[Opening EXERCISE DATA section]

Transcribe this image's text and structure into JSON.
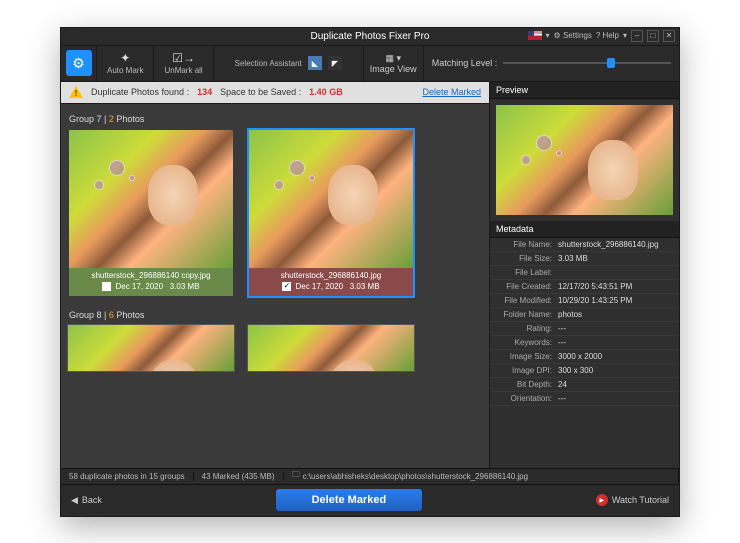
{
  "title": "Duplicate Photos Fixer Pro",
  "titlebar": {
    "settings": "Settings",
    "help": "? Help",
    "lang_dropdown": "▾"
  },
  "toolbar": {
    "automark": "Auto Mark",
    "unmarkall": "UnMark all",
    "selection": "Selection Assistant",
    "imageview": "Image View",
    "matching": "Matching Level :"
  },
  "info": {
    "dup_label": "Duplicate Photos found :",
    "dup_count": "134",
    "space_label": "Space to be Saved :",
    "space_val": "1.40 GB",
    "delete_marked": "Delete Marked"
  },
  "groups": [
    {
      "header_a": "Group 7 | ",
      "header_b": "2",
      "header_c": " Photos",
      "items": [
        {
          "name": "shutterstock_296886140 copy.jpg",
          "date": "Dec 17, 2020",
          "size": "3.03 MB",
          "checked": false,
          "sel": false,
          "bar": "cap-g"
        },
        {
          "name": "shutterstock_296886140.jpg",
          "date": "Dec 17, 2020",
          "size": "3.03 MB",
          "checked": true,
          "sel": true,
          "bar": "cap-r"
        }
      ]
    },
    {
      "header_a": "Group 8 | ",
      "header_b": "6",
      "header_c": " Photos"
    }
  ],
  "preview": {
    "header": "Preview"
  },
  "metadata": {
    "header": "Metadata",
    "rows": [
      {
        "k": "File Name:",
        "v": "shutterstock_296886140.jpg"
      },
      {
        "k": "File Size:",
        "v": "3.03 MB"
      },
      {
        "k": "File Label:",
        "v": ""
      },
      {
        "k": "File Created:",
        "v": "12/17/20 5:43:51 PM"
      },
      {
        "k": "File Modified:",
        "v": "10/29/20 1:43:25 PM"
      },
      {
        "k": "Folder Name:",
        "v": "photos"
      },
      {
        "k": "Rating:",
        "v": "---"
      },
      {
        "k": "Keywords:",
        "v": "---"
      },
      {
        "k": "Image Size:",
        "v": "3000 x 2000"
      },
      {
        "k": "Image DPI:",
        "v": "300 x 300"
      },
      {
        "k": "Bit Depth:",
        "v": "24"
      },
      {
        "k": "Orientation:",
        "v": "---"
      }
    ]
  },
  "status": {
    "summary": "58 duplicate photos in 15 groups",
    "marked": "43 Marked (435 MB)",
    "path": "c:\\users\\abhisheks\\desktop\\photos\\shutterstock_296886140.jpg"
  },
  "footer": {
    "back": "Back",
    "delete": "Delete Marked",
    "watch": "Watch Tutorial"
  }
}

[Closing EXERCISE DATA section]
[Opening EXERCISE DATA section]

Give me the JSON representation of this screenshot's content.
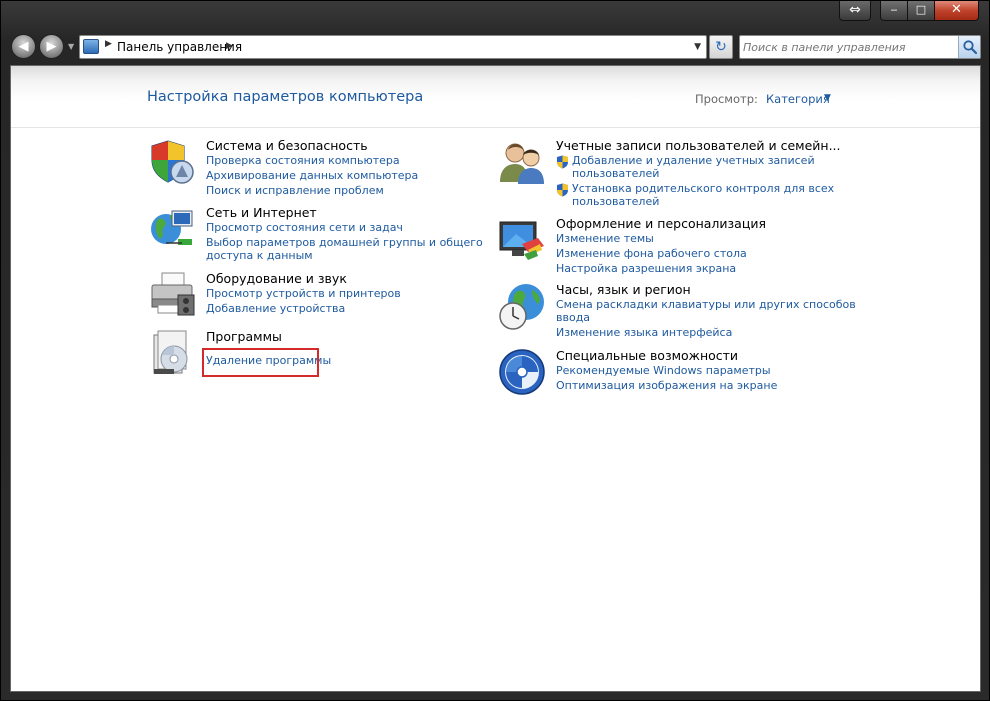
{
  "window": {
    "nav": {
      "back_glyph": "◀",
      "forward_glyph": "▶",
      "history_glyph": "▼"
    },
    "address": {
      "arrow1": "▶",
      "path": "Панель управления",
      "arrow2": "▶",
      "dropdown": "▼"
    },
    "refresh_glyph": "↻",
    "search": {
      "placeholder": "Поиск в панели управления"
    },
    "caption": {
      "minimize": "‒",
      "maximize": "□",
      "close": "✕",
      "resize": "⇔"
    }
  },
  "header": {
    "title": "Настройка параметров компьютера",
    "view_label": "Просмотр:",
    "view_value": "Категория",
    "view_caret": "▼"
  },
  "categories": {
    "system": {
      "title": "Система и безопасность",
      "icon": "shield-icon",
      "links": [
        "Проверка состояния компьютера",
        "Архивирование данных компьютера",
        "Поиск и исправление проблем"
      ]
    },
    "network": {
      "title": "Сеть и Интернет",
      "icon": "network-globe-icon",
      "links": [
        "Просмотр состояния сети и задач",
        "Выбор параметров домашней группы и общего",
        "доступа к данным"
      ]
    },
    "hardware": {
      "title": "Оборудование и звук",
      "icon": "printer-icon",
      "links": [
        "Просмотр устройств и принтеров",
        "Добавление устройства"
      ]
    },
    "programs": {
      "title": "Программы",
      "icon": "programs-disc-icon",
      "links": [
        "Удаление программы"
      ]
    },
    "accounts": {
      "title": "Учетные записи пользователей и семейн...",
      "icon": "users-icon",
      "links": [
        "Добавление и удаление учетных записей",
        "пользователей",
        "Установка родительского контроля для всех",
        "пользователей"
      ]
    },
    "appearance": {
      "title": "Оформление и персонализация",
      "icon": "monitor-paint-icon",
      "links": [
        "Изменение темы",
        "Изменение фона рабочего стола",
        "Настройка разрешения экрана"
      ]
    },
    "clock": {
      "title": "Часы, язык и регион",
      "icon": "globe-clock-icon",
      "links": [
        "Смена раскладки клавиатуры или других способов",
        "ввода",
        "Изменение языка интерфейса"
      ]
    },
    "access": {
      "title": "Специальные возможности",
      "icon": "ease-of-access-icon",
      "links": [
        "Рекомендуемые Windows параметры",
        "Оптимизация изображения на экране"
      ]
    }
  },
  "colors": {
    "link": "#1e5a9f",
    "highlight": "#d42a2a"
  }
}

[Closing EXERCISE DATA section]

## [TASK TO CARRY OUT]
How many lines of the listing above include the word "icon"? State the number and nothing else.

## [EXERCISE RESULT]
8